HOUSTON A disgraced billionaire strode confidently into a federal courtroom Monday where a judge began questioning potential jurors in the trial of R. Allen Stanford.
Stanford stands accused of conspiracy, money laundering and wire and mail fraud in a 14-count indictment stemming from what prosecutors allege was an international Ponzi scheme bilking investors out of more than $7 billion.
His long-delayed trial is Houston s biggest white collar fraud case since the collapse of Enron. Stanford has proclaimed his innocence.
Thank you for coming, Stanford said as he was introduced to the potential jurors. He was dressed in an open-collared dress shirt and a grey suit that matched his graying hair.

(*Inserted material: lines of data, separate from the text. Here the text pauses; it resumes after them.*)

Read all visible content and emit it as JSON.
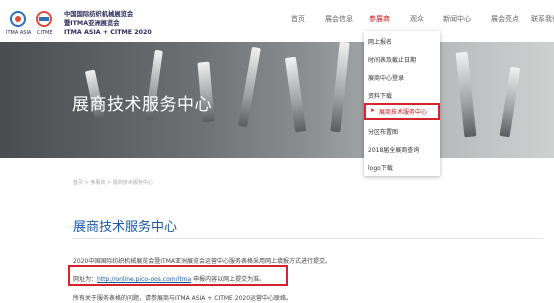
{
  "header": {
    "logo_line1": "中国国际纺织机械展览会",
    "logo_line2": "暨ITMA亚洲展览会",
    "logo_line3": "ITMA ASIA + CITME 2020",
    "logo_badge_left": "ITMA ASIA",
    "logo_badge_right": "CITME",
    "nav": [
      {
        "label": "首页"
      },
      {
        "label": "展会信息"
      },
      {
        "label": "参展商"
      },
      {
        "label": "观众"
      },
      {
        "label": "新闻中心"
      },
      {
        "label": "展会亮点"
      },
      {
        "label": "联系我们"
      }
    ],
    "active_nav": "参展商",
    "accent_color": "#c8161d"
  },
  "banner": {
    "title": "展商技术服务中心"
  },
  "breadcrumb": {
    "home": "首页",
    "sep": ">",
    "section": "参展商",
    "current": "展商技术服务中心"
  },
  "main": {
    "title": "展商技术服务中心",
    "para1": "2020中国国际纺织机械展览会暨ITMA亚洲展览会运营中心服务表格采用网上填报方式进行提交。",
    "para2_prefix": "网址为：",
    "para2_link": "http://online.pico-oos.com/itma",
    "para2_suffix": " 申报内容以网上提交为准。",
    "para3": "所有关于服务表格的问题，请参展商与ITMA ASIA + CITME 2020运营中心联络。"
  },
  "dropdown": {
    "items": [
      {
        "label": "网上报名"
      },
      {
        "label": "时间表及截止日期"
      },
      {
        "label": "展商中心登录"
      },
      {
        "label": "资料下载"
      },
      {
        "label": "展商技术服务中心"
      },
      {
        "label": "分区布置图"
      },
      {
        "label": "2018届全展商查询"
      },
      {
        "label": "logo下载"
      }
    ],
    "active_arrow": "➤"
  }
}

U.S. District Judge David Hittner, an often bombastic jurist renowned for keeping trials on a tight schedule, showed the jury pool a chess timer. He vowed to strictly time attorneys for both sides during a trial that s expected to last about six weeks.
Once they re out of time, they sit down, Hittner said, telling the jurors they would find the case both interesting and challenging.
A pool of 80 potential jurors spent the day answering the judge s questions, which often focused on their investments and what sources of news they saw, heard or read. The first juror questioned, by coincidence, worked as a banker. A number of others indicated they had backgrounds in accounting.
Almost all of them indicated on written questionnaires that they had heard or read something about the case. Most of them said they believed they could render a fair verdict.
Stanford ran an international finance empire based out of an office building across the street from The Galleria, living a lavish lifestyle and giving interviews on financial news networks. But prosecutors allege his business was a fraud, using new investors to pay off old investors who bought high interest certificates of deposit. He was indicted more than two years ago, but his trial has been delayed while he was treated in a prison hospital for an addiction to an anti-anxiety drug.
In contrast to his once lavish lifestyle, incarceration has not been kind to Stanford. He suffered a head injury during a jail house fight in September of 2009.
His current court-appointed lawyers maintain that brain damage from that injury left him unable to assist in his own defense, which ultimately will center around one question.
Hittner expects to seat a jury by the end of the day. Opening arguments are expected on Tuesday.